US consumers can make savings averaging 76% on domestically-produced brand-name medications when they buy them from verified international on-line pharmacies rather than local US pharmacies, says a new analysis.
The savings, found from a basket of 15 widely-used branded medications, ranged from 86% for Eli Lilly’s antidepressant Cymbalta (duloxetine) to 61% for Mission Pharmacal’s kidney stone disease treatment Urocit-K (potassium citrate), says the analysis,by online pharmacy information specialist PharmacyChecker.com.
Moreover, while three of the drugs - Merck & Co’s asthma/allergic rhinitis treatment Singulair (montelukast), AstraZeneca’s asthma drug Pulmicort (budesonide) and Urocit-K - are available as generics in the US, their brand-name prices overseas are still lower than their US generic prices.
PharmacyChecker.com points to findings by the Commonwealth Fund think tank that, in 2012, 50 million US citizens did not fill prescriptions because of cost, including 21% of insured Americans.
“It is a ridiculous situation, but the only way many Americans can get affordable prices on brand-name American drugs is to buy them outside the country,” said PharmacyChecker.com president Tod Cooperman.
The data was collected over 15 weeks. PharmacyChecker looked only at brand-name medications manufactured in the US “not because they’re any safer than those made elsewhere, but because we found it so compelling that the same drugs made here are about 75% less expensive abroad,” added vice president Gabriel Levitt.

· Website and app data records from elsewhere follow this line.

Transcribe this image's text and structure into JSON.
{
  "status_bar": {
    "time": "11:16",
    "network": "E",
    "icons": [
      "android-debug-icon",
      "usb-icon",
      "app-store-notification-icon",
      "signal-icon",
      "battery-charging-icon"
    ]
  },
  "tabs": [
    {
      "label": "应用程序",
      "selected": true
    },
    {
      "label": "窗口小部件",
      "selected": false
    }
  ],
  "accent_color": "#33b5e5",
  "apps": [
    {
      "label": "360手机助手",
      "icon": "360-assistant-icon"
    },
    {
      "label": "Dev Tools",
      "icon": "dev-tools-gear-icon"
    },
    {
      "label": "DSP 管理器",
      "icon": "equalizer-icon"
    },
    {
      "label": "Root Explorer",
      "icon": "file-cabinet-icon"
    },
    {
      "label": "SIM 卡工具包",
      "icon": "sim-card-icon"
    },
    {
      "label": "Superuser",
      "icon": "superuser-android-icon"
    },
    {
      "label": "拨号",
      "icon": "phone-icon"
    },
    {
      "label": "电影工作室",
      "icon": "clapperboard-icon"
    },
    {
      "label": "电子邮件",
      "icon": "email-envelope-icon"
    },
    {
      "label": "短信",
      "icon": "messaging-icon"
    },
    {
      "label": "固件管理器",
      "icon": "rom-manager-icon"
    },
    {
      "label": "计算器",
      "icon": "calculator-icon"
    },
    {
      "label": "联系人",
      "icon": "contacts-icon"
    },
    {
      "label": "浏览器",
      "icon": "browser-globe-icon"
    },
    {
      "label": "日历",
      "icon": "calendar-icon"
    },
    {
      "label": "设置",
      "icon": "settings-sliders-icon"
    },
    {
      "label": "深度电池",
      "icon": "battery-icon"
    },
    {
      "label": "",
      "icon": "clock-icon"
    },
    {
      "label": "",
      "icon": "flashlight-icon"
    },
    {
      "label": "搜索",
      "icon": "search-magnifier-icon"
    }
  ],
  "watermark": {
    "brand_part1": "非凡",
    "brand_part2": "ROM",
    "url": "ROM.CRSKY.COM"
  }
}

The 15 products studied, and the average savings made through purchasing them from an international online pharmacy, are: - Allergan’s Acuvail (ketorolac tromethamine ophthalmic solution) 0.45%, 30 vials - 74%; - Pfizer’s alpha-blocker Cardura XL (doxazosin) 4mg, 90 pills - 76%; - AstraZeneca’s lipid-lowerer Crestor (rosuvastatin) 40mg, 90 pills - 79%; - Eli Lilly’s antidepressant Cymbalta (duloxetine) 60mg, 90 pills - 87%; - Johnson & Johnson’s schizophrenia treatment Invega (paliperidone) 6mg, 90 pills - 70%; - Merck & Co’s diabetes drug Janumet (sitagliptin plus metformin) 50/500mg, 180 pills - 84%; - Bausch & Lomb’s steroid eye drops Lotemax (loteprednol) 0.5%, 5ml - 84%; - Allergan’s glaucoma treatment Lumigan (bimatoprost) 0.03%, 2.5ml - 81%; - Alcon’s Pataday (olapatadine) ophthalmic solution 02%, 2.5ml - 79%; - AstraZeneca’s asthma drug Pulmicort (budesonide) 0.25mg/2ml, 60 respules - 83%; - Allergan’s Restasis (cyclosporine ophthalmic emulsion) 0.05%, 60 vials - 71%; - Merck & Co’s asthma/allergic rhinitis treatment Singulair (montelukast) granules 4mg, 90 pills - 76%; - Eli Lilly’s Strattera (atomoxetine) for attention-deficit hyperactivity disorder (ADHD) 100mg, 30 pills - 63%; - Roche’s cancer drug Tarceva (erlotinib) 100mg, 30 pills – 70%; and - Misson Pharmacal’s kidney stone disease treatment Urocit-K (potassium citrate) 10meq, 90 pills – 61%.